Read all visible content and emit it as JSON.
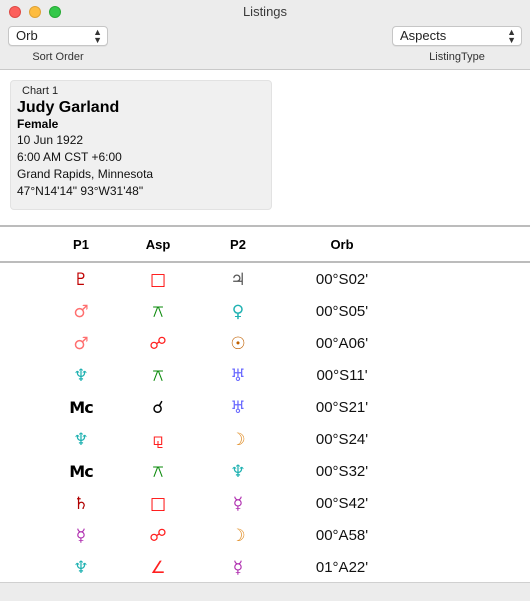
{
  "window": {
    "title": "Listings"
  },
  "toolbar": {
    "sort_popup": {
      "value": "Orb",
      "caption": "Sort Order"
    },
    "type_popup": {
      "value": "Aspects",
      "caption": "ListingType"
    }
  },
  "chart": {
    "header": "Chart 1",
    "name": "Judy Garland",
    "gender": "Female",
    "date": "10 Jun 1922",
    "time": "6:00 AM CST +6:00",
    "place": "Grand Rapids, Minnesota",
    "coords": "47°N14'14\" 93°W31'48\""
  },
  "table": {
    "headers": {
      "p1": "P1",
      "asp": "Asp",
      "p2": "P2",
      "orb": "Orb"
    },
    "rows": [
      {
        "p1": "♇",
        "p1_color": "#c00000",
        "asp": "□",
        "asp_color": "#ff0000",
        "p2": "♃",
        "p2_color": "#555555",
        "orb": "00°S02'"
      },
      {
        "p1": "♂",
        "p1_color": "#ff6f6f",
        "asp": "⚻",
        "asp_color": "#0a8a0a",
        "p2": "♀",
        "p2_color": "#20b2b2",
        "orb": "00°S05'"
      },
      {
        "p1": "♂",
        "p1_color": "#ff6f6f",
        "asp": "☍",
        "asp_color": "#ff2020",
        "p2": "☉",
        "p2_color": "#c06000",
        "orb": "00°A06'"
      },
      {
        "p1": "♆",
        "p1_color": "#20b2b2",
        "asp": "⚻",
        "asp_color": "#0a8a0a",
        "p2": "♅",
        "p2_color": "#6a6aff",
        "orb": "00°S11'"
      },
      {
        "p1": "Mc",
        "p1_color": "#000000",
        "asp": "☌",
        "asp_color": "#000000",
        "p2": "♅",
        "p2_color": "#6a6aff",
        "orb": "00°S21'"
      },
      {
        "p1": "♆",
        "p1_color": "#20b2b2",
        "asp": "⚼",
        "asp_color": "#ff2020",
        "p2": "☽",
        "p2_color": "#e08a20",
        "orb": "00°S24'"
      },
      {
        "p1": "Mc",
        "p1_color": "#000000",
        "asp": "⚻",
        "asp_color": "#0a8a0a",
        "p2": "♆",
        "p2_color": "#20b2b2",
        "orb": "00°S32'"
      },
      {
        "p1": "♄",
        "p1_color": "#b00000",
        "asp": "□",
        "asp_color": "#ff0000",
        "p2": "☿",
        "p2_color": "#b030b0",
        "orb": "00°S42'"
      },
      {
        "p1": "☿",
        "p1_color": "#b030b0",
        "asp": "☍",
        "asp_color": "#ff2020",
        "p2": "☽",
        "p2_color": "#e08a20",
        "orb": "00°A58'"
      },
      {
        "p1": "♆",
        "p1_color": "#20b2b2",
        "asp": "∠",
        "asp_color": "#ff2020",
        "p2": "☿",
        "p2_color": "#b030b0",
        "orb": "01°A22'"
      }
    ]
  }
}
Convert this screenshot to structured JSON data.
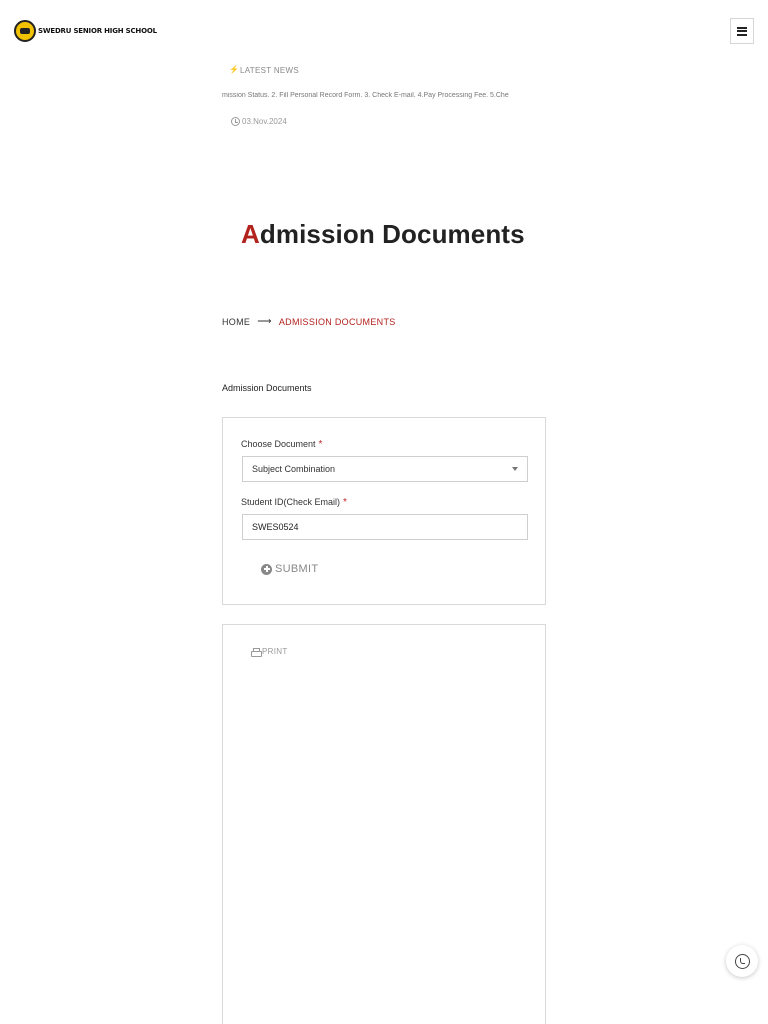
{
  "header": {
    "logo_text": "SWEDRU SENIOR HIGH SCHOOL",
    "menu_icon": "hamburger-menu-icon"
  },
  "news": {
    "label": "LATEST NEWS",
    "ticker": "mission Status. 2. Fill Personal Record Form. 3. Check E-mail. 4.Pay Processing Fee. 5.Che",
    "date": "03.Nov.2024"
  },
  "page": {
    "title_first": "A",
    "title_rest": "dmission Documents"
  },
  "breadcrumb": {
    "home": "HOME",
    "arrow": "⟶",
    "current": "ADMISSION DOCUMENTS"
  },
  "section_label": "Admission Documents",
  "form": {
    "choose_document_label": "Choose Document",
    "choose_document_value": "Subject Combination",
    "student_id_label": "Student ID(Check Email)",
    "student_id_value": "SWES0524",
    "required_mark": "*",
    "submit_label": "SUBMIT"
  },
  "print": {
    "label": "PRINT"
  },
  "colors": {
    "accent": "#b3231e",
    "required": "#c62828",
    "muted": "#888888",
    "border": "#d9d9d9"
  }
}
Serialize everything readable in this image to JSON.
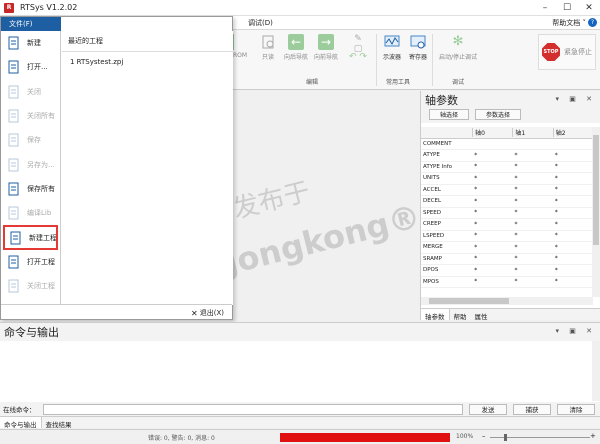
{
  "window": {
    "title": "RTSys V1.2.02"
  },
  "menubar": {
    "debug": "调试(D)",
    "help_doc": "帮助文档",
    "help_symbol": "?"
  },
  "ribbon": {
    "partial_button": "ROM",
    "nav_buttons": [
      "只读",
      "向后导航",
      "向前导航"
    ],
    "edit_group_label": "编辑",
    "tool_buttons": [
      "示波器",
      "寄存器"
    ],
    "tools_group_label": "常用工具",
    "debug_button": "启动/停止调试",
    "debug_group_label": "调试",
    "stop_icon": "STOP",
    "stop_label": "紧急停止"
  },
  "file_menu": {
    "tab_label": "文件(F)",
    "items": [
      {
        "label": "新建",
        "icon": "new-icon",
        "enabled": true
      },
      {
        "label": "打开...",
        "icon": "open-folder-icon",
        "enabled": true
      },
      {
        "label": "关闭",
        "icon": "close-file-icon",
        "enabled": false
      },
      {
        "label": "关闭所有",
        "icon": "close-all-icon",
        "enabled": false
      },
      {
        "label": "保存",
        "icon": "save-icon",
        "enabled": false
      },
      {
        "label": "另存为...",
        "icon": "save-as-icon",
        "enabled": false
      },
      {
        "label": "保存所有",
        "icon": "save-all-icon",
        "enabled": true
      },
      {
        "label": "编译Lib",
        "icon": "compile-lib-icon",
        "enabled": false
      },
      {
        "label": "新建工程",
        "icon": "new-project-icon",
        "enabled": true,
        "highlighted": true
      },
      {
        "label": "打开工程",
        "icon": "open-project-icon",
        "enabled": true
      },
      {
        "label": "关闭工程",
        "icon": "close-project-icon",
        "enabled": false
      }
    ],
    "recent_title": "最近的工程",
    "recent_items": [
      "1 RTSystest.zpj"
    ],
    "exit_label": "退出(X)"
  },
  "axis_panel": {
    "title": "轴参数",
    "axis_select": "轴选择",
    "param_select": "参数选择",
    "columns": [
      "轴0",
      "轴1",
      "轴2"
    ],
    "rows": [
      {
        "name": "COMMENT",
        "values": [
          "",
          "",
          ""
        ]
      },
      {
        "name": "ATYPE",
        "values": [
          "*",
          "*",
          "*"
        ]
      },
      {
        "name": "ATYPE Info",
        "values": [
          "*",
          "*",
          "*"
        ]
      },
      {
        "name": "UNITS",
        "values": [
          "*",
          "*",
          "*"
        ]
      },
      {
        "name": "ACCEL",
        "values": [
          "*",
          "*",
          "*"
        ]
      },
      {
        "name": "DECEL",
        "values": [
          "*",
          "*",
          "*"
        ]
      },
      {
        "name": "SPEED",
        "values": [
          "*",
          "*",
          "*"
        ]
      },
      {
        "name": "CREEP",
        "values": [
          "*",
          "*",
          "*"
        ]
      },
      {
        "name": "LSPEED",
        "values": [
          "*",
          "*",
          "*"
        ]
      },
      {
        "name": "MERGE",
        "values": [
          "*",
          "*",
          "*"
        ]
      },
      {
        "name": "SRAMP",
        "values": [
          "*",
          "*",
          "*"
        ]
      },
      {
        "name": "DPOS",
        "values": [
          "*",
          "*",
          "*"
        ]
      },
      {
        "name": "MPOS",
        "values": [
          "*",
          "*",
          "*"
        ]
      }
    ],
    "tabs": [
      "轴参数",
      "帮助",
      "属性"
    ]
  },
  "command_panel": {
    "title": "命令与输出",
    "online_cmd_label": "在线命令：",
    "send": "发送",
    "capture": "捕获",
    "clear": "清除",
    "tabs": [
      "命令与输出",
      "查找结果"
    ]
  },
  "status": {
    "text": "错误: 0, 警告: 0, 消息: 0",
    "progress_fraction": 1.0,
    "zoom": "100%"
  },
  "watermark": {
    "line1": "发布于",
    "line2": "gongkong®"
  },
  "colors": {
    "accent_blue": "#1e5fa3",
    "highlight_red": "#e53935",
    "progress_red": "#e01010"
  }
}
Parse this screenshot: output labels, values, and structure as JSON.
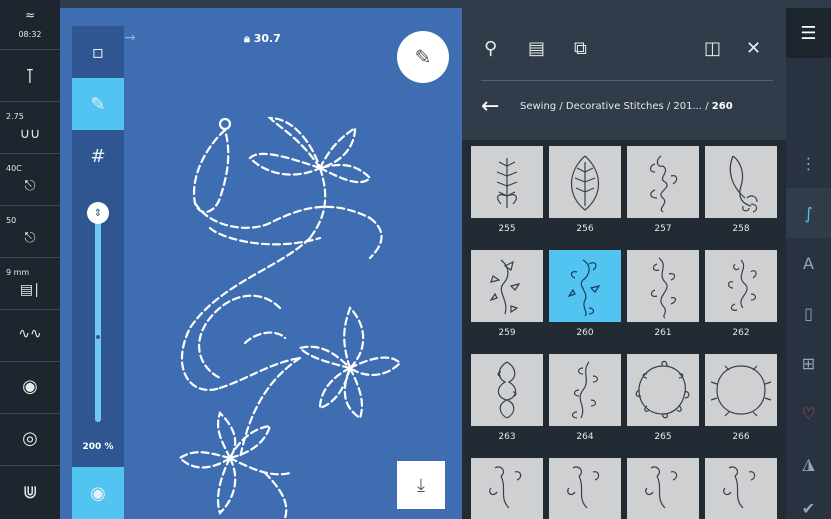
{
  "status": {
    "time": "08:32",
    "stitch_width": "2.75",
    "tension": "40C",
    "presser": "50",
    "needle": "9 mm"
  },
  "canvas": {
    "lock_value": "30.7",
    "zoom_label": "200 %"
  },
  "panel": {
    "breadcrumb_path": "Sewing / Decorative Stitches / 201... / ",
    "breadcrumb_current": "260"
  },
  "stitches": [
    {
      "number": "255",
      "selected": false
    },
    {
      "number": "256",
      "selected": false
    },
    {
      "number": "257",
      "selected": false
    },
    {
      "number": "258",
      "selected": false
    },
    {
      "number": "259",
      "selected": false
    },
    {
      "number": "260",
      "selected": true
    },
    {
      "number": "261",
      "selected": false
    },
    {
      "number": "262",
      "selected": false
    },
    {
      "number": "263",
      "selected": false
    },
    {
      "number": "264",
      "selected": false
    },
    {
      "number": "265",
      "selected": false
    },
    {
      "number": "266",
      "selected": false
    }
  ],
  "colors": {
    "accent": "#52c4f2",
    "canvas": "#3e6eb1",
    "panel": "#313c4a"
  }
}
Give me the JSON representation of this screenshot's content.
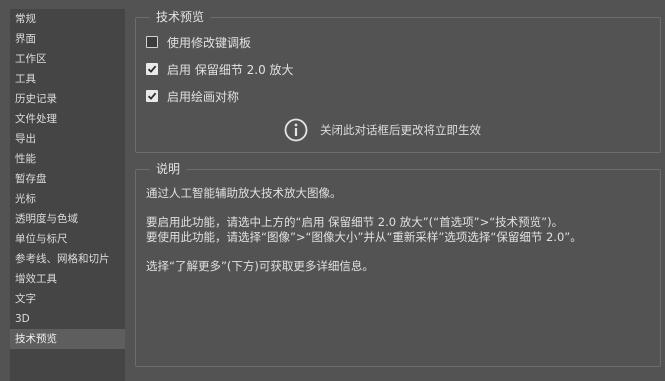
{
  "sidebar": {
    "items": [
      {
        "label": "常规"
      },
      {
        "label": "界面"
      },
      {
        "label": "工作区"
      },
      {
        "label": "工具"
      },
      {
        "label": "历史记录"
      },
      {
        "label": "文件处理"
      },
      {
        "label": "导出"
      },
      {
        "label": "性能"
      },
      {
        "label": "暂存盘"
      },
      {
        "label": "光标"
      },
      {
        "label": "透明度与色域"
      },
      {
        "label": "单位与标尺"
      },
      {
        "label": "参考线、网格和切片"
      },
      {
        "label": "增效工具"
      },
      {
        "label": "文字"
      },
      {
        "label": "3D"
      },
      {
        "label": "技术预览"
      }
    ],
    "selected": "技术预览"
  },
  "tech_preview": {
    "title": "技术预览",
    "options": [
      {
        "label": "使用修改键调板",
        "checked": false
      },
      {
        "label": "启用 保留细节 2.0 放大",
        "checked": true
      },
      {
        "label": "启用绘画对称",
        "checked": true
      }
    ],
    "info_text": "关闭此对话框后更改将立即生效"
  },
  "description": {
    "title": "说明",
    "lines": [
      "通过人工智能辅助放大技术放大图像。",
      "要启用此功能，请选中上方的“启用 保留细节 2.0 放大”(“首选项”>“技术预览”)。",
      "要使用此功能，请选择“图像”>“图像大小”并从“重新采样”选项选择“保留细节 2.0”。",
      "选择“了解更多”(下方)可获取更多详细信息。"
    ]
  }
}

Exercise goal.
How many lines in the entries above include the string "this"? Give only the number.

Final answer.
4